You shouldn’t be insulted by this lingo though it can be hard to understand why Google would pick a sitelink that doesn’t really benefit the overall focus of your site. However, if your site isn’t showing site links, there are a number of reasons.
For one, your site doesn’t have a lot of choices to pick from. If all the traffic is going to just one page, you won’t get sitelinks.
If all of your pages have the same title and meta description, your site also won’t have sitelinks because it’s showing up in Google as the same page.
Google also won’t show sitelinks for pages that have little content, no text or useless information.

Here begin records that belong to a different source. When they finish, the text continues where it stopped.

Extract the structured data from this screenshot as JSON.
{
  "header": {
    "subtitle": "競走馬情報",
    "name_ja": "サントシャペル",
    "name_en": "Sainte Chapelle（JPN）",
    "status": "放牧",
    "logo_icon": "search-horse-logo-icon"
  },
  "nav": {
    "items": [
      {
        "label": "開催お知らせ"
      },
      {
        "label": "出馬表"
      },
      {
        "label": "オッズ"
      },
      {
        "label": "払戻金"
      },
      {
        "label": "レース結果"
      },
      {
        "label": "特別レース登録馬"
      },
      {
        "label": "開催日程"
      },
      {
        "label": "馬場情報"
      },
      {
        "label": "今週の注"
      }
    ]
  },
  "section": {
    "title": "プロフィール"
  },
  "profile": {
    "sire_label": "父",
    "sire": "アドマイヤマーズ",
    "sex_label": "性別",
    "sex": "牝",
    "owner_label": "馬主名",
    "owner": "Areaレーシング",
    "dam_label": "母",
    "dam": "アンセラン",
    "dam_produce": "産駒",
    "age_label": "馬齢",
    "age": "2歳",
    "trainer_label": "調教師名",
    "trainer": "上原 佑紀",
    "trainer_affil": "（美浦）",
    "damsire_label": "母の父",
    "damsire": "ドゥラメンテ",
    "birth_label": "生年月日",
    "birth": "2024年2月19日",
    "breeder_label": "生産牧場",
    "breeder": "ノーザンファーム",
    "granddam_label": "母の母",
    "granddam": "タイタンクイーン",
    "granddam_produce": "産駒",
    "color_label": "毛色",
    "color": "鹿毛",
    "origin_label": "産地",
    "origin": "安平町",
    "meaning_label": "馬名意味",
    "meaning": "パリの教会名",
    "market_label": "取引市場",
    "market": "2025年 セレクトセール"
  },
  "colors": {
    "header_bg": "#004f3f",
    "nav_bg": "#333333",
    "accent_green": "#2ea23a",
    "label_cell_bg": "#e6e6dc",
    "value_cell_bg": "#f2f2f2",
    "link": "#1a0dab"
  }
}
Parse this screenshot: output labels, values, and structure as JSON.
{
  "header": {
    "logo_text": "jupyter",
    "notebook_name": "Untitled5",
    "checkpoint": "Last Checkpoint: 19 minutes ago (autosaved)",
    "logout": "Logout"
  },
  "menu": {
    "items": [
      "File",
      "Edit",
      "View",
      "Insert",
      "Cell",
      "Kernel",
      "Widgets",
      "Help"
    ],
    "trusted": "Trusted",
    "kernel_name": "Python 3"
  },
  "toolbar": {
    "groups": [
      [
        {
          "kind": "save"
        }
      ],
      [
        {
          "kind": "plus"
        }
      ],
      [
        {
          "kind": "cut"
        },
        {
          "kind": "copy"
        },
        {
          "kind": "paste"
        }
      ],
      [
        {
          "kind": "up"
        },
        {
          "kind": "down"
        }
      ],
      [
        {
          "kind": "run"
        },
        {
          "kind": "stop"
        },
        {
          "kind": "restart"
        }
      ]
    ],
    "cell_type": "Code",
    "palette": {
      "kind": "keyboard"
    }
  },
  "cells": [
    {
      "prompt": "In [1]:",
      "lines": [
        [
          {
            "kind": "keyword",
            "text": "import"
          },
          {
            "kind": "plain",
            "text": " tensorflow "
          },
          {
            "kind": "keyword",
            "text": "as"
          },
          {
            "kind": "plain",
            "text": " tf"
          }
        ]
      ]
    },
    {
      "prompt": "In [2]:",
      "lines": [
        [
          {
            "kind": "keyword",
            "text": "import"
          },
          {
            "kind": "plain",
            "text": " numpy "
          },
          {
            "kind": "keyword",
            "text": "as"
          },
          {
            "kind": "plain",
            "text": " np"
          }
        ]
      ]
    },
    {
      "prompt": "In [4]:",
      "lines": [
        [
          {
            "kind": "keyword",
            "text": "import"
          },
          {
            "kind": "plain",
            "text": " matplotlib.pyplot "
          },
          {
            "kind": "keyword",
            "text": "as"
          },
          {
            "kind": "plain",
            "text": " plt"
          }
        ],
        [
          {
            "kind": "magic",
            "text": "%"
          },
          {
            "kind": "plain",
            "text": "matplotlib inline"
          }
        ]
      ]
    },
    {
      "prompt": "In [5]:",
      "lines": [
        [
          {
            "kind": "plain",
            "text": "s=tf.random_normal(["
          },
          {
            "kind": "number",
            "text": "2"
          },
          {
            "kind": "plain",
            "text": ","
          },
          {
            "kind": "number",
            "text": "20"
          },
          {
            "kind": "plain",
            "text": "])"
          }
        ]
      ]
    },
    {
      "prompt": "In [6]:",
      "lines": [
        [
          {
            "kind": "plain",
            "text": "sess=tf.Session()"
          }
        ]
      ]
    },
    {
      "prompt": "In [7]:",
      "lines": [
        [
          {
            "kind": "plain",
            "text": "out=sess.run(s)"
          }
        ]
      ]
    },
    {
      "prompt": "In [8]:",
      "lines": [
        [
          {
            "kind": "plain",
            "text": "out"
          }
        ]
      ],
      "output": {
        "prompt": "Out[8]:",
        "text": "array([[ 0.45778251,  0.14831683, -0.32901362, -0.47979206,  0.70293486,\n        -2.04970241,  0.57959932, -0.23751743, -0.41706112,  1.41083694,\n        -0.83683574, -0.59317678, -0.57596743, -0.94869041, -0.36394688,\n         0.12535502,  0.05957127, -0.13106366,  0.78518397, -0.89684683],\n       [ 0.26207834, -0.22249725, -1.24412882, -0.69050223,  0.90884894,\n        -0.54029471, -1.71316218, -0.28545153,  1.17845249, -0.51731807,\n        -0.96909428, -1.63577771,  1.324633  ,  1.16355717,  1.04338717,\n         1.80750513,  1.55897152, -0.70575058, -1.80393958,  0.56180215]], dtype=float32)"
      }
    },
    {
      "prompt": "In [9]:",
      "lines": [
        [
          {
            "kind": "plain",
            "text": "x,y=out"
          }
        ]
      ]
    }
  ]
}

In addition, sitelinks come from high natural search traffic, strong click through rates and popular internal pages will also appear as sitelinks. If you have unique titles and meta descriptions, these will also show underneath a main page. While this is all speculative, Google typically wants sites to display this type of information when it chooses sitelinks.
First, you want to create structured navigation using HTML5 and CSS as a way to create menus to have the best appearance.
Secondly, you should organize your navigation to give logical destinations that visitors will choose frequently. However, you don’t want to overwhelm users and show off too many links. The main navigation items are things that users want to see. To get sitelinks in Google, you should have a number of different pages that they will actually want to visit.
Websites should also have a unique name. If the name is too generic, then click through rates won’t be very good for natural search. The user may also have too many decisions and too many similarly named sites. Google isn’t likely to provide sitelinks for a site that has average results for a particular search term.
As stated earlier, unique meta descriptions and title tags go a long way especially for home pages and the pages that are linked on the main page. If you want to improve readership and get more popular pages turned into sitelinks, then you need to avoid misleading or generic information.
Sites also have to be useful and provide interesting information to users. If the information isn’t what the user is looking for, that’s all right, but you have to provide outbound links for the site or the visitor may jump to another site rather than going back to the site results. Remember Google is able to tell if a search bounces back to the search results. If you do have a high bounce rate, then your site’s reputation won’t be good enough to get sitelinks as well.